Data teams can be challenging. KPIs (Key Performance Indicators) are different from other teams. The team’s value creation and performance are distinct. I want to share some KPIs.
Before embarking on this, you’ll want to create baseline numbers for all metrics. This preparation will allow you and your team to track maturity and growth. Without knowing where you started, you won’t know how far you’ve come.
As you look at your projects or data products, you may need to break your KPIs down to a project/product level.
These are business-focused KPIs.
Percent of self-supported queries – the percentage of queries that the business could do entirely by themselves. Data teams should be focusing on offloading queries and providing infrastructure for the business to run queries themselves.
Business value created – how much business value is created by the data products. The actual business value is highly business-dependent.
Increase in X business metric – the increase in a metric that can be directly tied to using data products. This could include metrics such as conversion or average sale price.
Increase in value to the customer – the increase in metric that can be directly seen or experienced by the customer. This could include personalization or service/logistical speed.
Some KPIs are more focused on the data engineering side.
Data product usage – how much other teams or programs use your data product. The manifestation of becoming a data-driven organization will increase this number.
Errors per unit/amount – the number of errors in your data product. This shows how reliable and correct the data products are.
Perceived data quality – how the users of the data products perceive the data quality. This would be a subjective value.
Quantitative data quality – shows if the contents of the data product are of high quality. For example, does the entry have the correct foreign key or is it within the constraints?
The number of useful data products – the number of data products in use by the rest of the organization. Some organizations will have many data products, but an unknown percentage of those data products are being used.
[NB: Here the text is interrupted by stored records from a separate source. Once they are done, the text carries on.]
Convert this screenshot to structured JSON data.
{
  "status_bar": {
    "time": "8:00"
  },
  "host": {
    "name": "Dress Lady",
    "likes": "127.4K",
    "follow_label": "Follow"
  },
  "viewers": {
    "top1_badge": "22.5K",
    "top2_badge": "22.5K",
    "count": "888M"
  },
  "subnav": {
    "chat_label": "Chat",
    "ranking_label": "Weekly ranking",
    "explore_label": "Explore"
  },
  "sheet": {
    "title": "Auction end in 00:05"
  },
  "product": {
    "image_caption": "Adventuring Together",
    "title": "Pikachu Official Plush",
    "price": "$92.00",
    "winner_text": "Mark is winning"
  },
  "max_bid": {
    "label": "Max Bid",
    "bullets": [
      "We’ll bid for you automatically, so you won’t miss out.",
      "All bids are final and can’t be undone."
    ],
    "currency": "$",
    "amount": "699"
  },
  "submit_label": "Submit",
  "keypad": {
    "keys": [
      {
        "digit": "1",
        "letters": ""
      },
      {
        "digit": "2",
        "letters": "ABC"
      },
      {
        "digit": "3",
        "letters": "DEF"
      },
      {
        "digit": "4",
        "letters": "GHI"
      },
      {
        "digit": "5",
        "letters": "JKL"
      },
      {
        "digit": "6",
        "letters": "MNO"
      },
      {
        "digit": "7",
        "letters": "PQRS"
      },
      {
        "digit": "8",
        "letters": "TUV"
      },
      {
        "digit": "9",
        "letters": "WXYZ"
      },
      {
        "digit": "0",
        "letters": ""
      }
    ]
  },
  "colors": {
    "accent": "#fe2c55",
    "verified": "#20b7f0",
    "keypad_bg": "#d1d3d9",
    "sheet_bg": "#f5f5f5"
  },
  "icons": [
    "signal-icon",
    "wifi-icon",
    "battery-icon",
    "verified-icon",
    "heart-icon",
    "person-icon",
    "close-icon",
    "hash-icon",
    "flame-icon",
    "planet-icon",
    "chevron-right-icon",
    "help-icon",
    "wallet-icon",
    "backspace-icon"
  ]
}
The number of data model changes – the number of times the data model changes over time. Too many data model changes may show a missing person or process for data models.
The operations team will need to create a set of KPIs around operational excellence.
Outages – the number or percentage of time the data products are inaccessible. This would be a total outage rather than a deterioration of service.
Framework and service uptime – a framework or service loss may not represent a total outage. The operations team will want to track their framework and service uptimes.
Percent of automation of tasks – the percentage of tasks that are automated. Operations should increase the number of automated functions for reproducibility and consistency.
Incidents related to data quality – the number of incidents related to a data quality issue. For example, how many outages could be traced back to a data quality issue?
The data science team needs to create specific KPIs around AI and ML.
Reduction of humans in the loop – a reduction in the time humans spend that is now done by AI. For example, an inventory decision done entirely by a human is now augmented with AI to reduce the human’s overall time spent.
Ease of getting data – A subjective view of how difficult it is for a data scientist to access the data product exposed with the proper infrastructure. This can be quantified as how much time data scientists spend on data engineering.
Ease of deploying models is a subjective measurement of how long or effort it takes to deploy a model into production. For example, this could be the mean time to train and deploy a model for the data science team.
Focusing Data Teams
KPIs help focus data teams on what they need to improve or show velocity. By choosing the right metrics and goals, management can show progress. Through focus, data teams can improve in all aspects of performance.